Republicans in the Washington State legislature have proposed a bill to revoke $24 million in annual state funding for Evergreen State College after social justice warriors effectively shut down the school's campus for two weeks after a faculty member objected to a planned demonstration that asked all white students and staff to leave campus for a day, as Campus Reform reported.
Protests erupted late last month after biology professor Bret Weinstein sent an email to his colleagues arguing that the planned “day of absence” protest was itself a “form of oppression.”
The email was eventually published in the student newspaper, angering snowflakes on campus. On May 23, more than a month after Weinstein sent the email detailing his objections, an angry mob of about 50 students disrupted his class, accused him of being a racist and demanded that he resign, as Weinstein recounted in a column published in The Wall Street Journal.
As Weinstein noted in WSJ, the day of absence protest is a tradition at Evergreen. In previous years, students and faculty of color would meet off campus. But this year, the events’ organizers – who claimed that the election of President Donald Trump made them feel “unwelcome” on the campus of the far-left institution – instead invited white students, staff and faculty to leave campus.
Weinstein objected to the protest in an email sent to staff and faculty back in March where he argued that “on a college campus, one’s right to speak – or to be – must never be based on skin color.”
And now, in response to the farce, Washington state lawmakers have proposed legislation to revoke Evergreen's public funding, calling the students an "embarrassment." The bill is being spearheaded by Republican State Representative Matt Manweller, who introduced it alongside a letter to Washington State's Human Rights Commission requesting an investigation into the administration’s conduct.
“You are a taxpayer funded school and the taxpayers expect you to provide an environment of education not a dystopia of indoctrination,” Mr. Manweller wrote.
“If your goal is to create a modern-day version of a reeducation camp, then do it on your own dime.”
While it would strip away some of the school's funding, students at Evergreen would still be eligible for financial aid if it passes.
Evergreen’s administration kowtowed to the protesters, with President George Bridges promising that no students would be disciplined for their disruptive and threatening behavior.
“That they would allow students to threaten professors and other students based on their race is simply horrifying,” Manweller continued.
“The administration bears direct responsibility for this situation. They hired the professors who have elevated the pseudo-science of ‘social justice’ to a religious movement. Now all dissent is crushed by threats of violence or actual violence."
"These students and their administration are trying to undo the Civil Rights Movement. They are trying to re-institute a Jim Crow approach to education that Americans rejected over 50 years ago,” Manweller told Campus Reform.
“We must never go back to a segregated society – whether it be drinking fountains, buses, or school buildings."
“It is incredibly frightening that the administration at Evergreen would tacitly support Brown-shirt tactics we have not seen since 1930s Germany.

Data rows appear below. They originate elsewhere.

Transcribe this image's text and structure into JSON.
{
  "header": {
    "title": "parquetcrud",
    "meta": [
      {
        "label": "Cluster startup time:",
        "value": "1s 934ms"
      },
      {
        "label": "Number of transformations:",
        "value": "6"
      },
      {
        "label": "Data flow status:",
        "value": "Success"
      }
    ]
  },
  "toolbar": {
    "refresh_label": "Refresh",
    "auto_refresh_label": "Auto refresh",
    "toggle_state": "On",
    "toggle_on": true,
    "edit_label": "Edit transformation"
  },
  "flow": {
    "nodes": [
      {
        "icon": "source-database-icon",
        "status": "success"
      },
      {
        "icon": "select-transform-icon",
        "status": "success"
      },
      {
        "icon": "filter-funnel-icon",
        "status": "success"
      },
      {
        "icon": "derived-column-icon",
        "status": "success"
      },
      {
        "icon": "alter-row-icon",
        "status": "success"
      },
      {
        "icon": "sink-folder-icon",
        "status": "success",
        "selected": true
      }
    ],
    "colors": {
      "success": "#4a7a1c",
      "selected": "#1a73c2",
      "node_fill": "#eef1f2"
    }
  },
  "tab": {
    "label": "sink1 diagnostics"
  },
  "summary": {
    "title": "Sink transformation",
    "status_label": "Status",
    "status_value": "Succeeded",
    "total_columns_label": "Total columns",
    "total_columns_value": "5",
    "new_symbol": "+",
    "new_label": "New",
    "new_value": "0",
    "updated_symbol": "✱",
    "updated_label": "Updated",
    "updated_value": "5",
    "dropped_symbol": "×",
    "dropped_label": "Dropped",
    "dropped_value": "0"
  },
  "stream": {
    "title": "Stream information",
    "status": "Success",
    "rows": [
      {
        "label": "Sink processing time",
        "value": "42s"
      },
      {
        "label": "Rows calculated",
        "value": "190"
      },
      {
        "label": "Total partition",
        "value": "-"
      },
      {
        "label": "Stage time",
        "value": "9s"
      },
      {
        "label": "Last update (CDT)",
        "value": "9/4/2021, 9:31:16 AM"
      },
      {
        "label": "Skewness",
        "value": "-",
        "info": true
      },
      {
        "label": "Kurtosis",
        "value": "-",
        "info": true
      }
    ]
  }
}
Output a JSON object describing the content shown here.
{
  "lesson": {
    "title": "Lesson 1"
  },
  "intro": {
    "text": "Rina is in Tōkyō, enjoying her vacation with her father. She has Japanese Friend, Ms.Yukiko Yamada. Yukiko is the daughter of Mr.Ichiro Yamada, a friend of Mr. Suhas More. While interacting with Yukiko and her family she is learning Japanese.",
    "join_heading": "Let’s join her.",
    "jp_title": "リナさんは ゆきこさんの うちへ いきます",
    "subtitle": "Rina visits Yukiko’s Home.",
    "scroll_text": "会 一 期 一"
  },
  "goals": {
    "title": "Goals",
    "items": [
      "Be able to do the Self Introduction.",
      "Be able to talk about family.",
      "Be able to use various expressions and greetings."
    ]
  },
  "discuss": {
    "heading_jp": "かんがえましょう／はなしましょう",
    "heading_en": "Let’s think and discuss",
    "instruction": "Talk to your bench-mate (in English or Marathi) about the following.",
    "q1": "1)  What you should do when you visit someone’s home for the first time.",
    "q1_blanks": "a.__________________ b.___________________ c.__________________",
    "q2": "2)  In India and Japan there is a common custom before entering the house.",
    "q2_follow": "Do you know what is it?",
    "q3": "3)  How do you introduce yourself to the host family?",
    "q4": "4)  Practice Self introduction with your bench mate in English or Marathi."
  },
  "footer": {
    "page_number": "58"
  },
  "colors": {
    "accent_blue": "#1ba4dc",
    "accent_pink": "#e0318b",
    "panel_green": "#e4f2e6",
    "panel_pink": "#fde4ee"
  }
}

That they would allow students to threaten professors and other students based on their race is simply horrifying,” Manweller exclaimed.
While the bill’s chances of passing are unclear, Manweller says he’s optimistic.
Meanwhile, the Washington Times reports that more than 50 faculty members have sent a letter urging the administration to discipline Weinstein for…wait for it…endangering the college’s students, faculty and staff:
"Weinstein has endangered faculty, staff, and students, making them targets of white supremacist backlash by promulgating misinformation in public emails, on national television, in news outlets, and on social media.”
Of course, the irony of this is statement is staggering. As Weinstein told WSJ: Campus police recommended he hold class off campus because of threats made by protesters, some of whom stopped and searched cars traveling through campus, allegedly looking for Weinstein.